- TASK -
Filter the data below, keeping only lines that contain "objetivos".

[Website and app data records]

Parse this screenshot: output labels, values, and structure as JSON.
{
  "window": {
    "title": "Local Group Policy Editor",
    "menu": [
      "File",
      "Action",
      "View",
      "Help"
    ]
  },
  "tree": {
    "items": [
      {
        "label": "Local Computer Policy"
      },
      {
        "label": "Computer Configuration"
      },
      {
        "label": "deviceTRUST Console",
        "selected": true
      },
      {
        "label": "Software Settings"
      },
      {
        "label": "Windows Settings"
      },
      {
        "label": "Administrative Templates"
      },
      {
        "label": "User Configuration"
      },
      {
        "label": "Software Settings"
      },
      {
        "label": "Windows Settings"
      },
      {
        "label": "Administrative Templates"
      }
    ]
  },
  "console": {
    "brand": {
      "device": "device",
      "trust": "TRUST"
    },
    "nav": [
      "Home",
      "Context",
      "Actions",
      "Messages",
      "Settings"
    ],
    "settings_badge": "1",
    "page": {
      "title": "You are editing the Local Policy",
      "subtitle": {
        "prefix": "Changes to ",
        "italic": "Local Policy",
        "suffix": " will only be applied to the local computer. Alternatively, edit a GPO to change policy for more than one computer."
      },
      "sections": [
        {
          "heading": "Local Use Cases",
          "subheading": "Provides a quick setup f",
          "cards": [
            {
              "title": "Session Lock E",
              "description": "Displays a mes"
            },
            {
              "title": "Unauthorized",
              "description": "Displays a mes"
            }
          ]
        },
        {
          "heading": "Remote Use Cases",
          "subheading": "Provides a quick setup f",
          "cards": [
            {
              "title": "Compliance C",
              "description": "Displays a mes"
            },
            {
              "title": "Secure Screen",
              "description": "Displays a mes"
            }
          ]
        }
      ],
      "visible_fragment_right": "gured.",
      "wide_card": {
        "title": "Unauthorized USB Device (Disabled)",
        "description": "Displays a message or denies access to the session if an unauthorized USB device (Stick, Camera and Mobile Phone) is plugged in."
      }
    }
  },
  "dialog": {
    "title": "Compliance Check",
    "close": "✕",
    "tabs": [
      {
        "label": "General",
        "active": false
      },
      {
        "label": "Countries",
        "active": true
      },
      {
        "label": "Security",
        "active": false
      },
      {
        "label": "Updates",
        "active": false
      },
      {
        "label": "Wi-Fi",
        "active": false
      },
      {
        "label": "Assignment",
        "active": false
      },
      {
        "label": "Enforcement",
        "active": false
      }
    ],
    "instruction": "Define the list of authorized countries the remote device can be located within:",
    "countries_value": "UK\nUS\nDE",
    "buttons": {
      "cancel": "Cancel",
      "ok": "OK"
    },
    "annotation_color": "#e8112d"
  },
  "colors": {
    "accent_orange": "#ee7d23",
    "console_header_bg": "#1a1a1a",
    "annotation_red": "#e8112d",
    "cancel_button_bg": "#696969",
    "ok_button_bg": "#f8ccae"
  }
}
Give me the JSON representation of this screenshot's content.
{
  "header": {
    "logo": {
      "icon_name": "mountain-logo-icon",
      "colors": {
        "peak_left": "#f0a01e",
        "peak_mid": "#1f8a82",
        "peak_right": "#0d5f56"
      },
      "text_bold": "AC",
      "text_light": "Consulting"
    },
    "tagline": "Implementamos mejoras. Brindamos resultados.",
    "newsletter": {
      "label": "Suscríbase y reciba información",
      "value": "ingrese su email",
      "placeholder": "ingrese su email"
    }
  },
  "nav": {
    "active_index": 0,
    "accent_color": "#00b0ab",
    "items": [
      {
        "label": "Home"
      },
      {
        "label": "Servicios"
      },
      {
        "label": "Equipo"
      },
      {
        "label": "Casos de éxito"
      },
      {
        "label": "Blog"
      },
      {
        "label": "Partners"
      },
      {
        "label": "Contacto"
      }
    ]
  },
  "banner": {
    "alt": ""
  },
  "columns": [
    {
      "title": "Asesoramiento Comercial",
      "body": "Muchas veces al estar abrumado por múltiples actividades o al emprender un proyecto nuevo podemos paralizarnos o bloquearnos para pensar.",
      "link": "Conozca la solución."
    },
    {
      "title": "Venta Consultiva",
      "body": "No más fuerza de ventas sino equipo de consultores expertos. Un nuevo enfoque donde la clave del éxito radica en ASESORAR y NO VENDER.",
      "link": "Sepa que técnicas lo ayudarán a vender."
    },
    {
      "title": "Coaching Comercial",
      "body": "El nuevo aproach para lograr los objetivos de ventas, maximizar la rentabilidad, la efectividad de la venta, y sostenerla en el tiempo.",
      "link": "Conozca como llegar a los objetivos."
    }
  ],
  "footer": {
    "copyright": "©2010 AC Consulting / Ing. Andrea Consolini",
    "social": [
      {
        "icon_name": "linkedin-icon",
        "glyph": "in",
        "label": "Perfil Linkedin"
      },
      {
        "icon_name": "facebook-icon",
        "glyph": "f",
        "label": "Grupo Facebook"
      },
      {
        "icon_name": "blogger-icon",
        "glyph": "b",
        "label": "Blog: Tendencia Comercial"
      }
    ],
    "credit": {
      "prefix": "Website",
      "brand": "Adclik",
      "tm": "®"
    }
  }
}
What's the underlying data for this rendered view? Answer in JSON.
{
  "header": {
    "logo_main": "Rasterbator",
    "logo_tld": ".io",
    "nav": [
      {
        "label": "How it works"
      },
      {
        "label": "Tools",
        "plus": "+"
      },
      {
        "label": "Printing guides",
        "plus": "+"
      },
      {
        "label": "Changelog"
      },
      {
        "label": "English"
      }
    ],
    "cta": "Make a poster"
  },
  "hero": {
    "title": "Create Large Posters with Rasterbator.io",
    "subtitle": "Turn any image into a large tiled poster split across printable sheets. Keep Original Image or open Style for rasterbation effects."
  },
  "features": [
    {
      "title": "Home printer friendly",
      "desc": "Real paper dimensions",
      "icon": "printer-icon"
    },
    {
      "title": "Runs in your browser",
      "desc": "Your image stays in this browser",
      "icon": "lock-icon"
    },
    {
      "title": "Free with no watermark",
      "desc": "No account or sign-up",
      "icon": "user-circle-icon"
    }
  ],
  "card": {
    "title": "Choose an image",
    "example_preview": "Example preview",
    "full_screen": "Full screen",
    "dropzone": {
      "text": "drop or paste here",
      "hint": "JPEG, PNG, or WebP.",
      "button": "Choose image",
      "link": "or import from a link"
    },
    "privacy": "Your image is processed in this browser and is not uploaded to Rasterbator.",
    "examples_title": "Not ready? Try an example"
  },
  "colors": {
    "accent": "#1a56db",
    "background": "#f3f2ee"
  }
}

- ANSWER BOX -
      "body": "El nuevo aproach para lograr los objetivos de ventas, maximizar la rentabilidad, la efectividad de la venta, y sostenerla en el tiempo.",
      "link": "Conozca como llegar a los objetivos."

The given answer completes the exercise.